(Beginning of Extracted information)

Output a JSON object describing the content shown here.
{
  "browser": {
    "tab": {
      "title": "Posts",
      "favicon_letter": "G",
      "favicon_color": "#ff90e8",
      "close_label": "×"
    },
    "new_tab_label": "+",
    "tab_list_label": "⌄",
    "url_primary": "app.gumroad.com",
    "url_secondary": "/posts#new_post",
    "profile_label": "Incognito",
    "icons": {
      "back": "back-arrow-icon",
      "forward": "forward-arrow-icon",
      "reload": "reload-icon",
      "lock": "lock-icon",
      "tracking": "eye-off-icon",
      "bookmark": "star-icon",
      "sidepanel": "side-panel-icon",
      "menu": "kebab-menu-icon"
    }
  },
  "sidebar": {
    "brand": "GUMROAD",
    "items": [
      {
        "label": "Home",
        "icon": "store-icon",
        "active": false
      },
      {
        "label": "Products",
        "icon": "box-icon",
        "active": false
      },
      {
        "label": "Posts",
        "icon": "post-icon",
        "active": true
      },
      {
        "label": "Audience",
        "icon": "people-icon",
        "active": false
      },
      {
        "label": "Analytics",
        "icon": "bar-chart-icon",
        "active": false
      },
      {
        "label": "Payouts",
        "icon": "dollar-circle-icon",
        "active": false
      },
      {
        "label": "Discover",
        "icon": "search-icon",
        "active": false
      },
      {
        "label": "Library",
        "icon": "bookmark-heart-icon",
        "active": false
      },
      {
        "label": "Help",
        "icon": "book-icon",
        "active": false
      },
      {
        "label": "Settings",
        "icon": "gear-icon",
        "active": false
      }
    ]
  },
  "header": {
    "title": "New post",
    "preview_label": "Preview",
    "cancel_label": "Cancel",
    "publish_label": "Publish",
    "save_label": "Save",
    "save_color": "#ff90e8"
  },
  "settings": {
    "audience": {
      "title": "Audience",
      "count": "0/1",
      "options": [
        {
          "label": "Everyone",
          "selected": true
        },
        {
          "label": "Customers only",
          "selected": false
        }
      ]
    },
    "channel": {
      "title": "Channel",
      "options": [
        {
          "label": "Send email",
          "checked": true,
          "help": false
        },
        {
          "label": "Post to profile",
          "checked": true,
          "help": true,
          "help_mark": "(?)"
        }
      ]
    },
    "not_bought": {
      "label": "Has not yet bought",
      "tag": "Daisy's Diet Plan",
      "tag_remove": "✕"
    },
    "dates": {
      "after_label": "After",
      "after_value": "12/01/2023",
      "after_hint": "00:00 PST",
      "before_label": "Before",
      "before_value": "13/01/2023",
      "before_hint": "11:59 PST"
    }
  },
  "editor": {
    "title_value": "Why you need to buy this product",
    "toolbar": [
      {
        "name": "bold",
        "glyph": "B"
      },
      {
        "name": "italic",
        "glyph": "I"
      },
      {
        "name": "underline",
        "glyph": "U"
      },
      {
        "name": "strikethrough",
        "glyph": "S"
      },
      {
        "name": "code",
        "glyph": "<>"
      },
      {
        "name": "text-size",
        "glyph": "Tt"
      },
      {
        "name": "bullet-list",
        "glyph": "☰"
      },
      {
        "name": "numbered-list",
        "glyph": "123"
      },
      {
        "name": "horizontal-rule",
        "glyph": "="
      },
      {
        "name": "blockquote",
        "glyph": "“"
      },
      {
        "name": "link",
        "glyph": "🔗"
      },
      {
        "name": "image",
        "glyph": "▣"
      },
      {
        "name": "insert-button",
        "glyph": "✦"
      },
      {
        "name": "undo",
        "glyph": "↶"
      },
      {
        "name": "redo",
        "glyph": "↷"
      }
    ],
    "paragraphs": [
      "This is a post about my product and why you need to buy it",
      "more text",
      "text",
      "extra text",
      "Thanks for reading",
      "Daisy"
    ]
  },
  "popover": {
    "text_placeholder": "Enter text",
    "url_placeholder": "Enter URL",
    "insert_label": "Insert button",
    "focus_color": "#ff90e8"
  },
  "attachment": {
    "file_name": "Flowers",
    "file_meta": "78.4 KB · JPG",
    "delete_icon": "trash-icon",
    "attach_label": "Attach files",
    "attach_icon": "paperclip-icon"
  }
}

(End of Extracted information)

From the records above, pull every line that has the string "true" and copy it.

Written answer:
        "active": true
          "selected": true
          "checked": true,
          "checked": true,
          "help": true,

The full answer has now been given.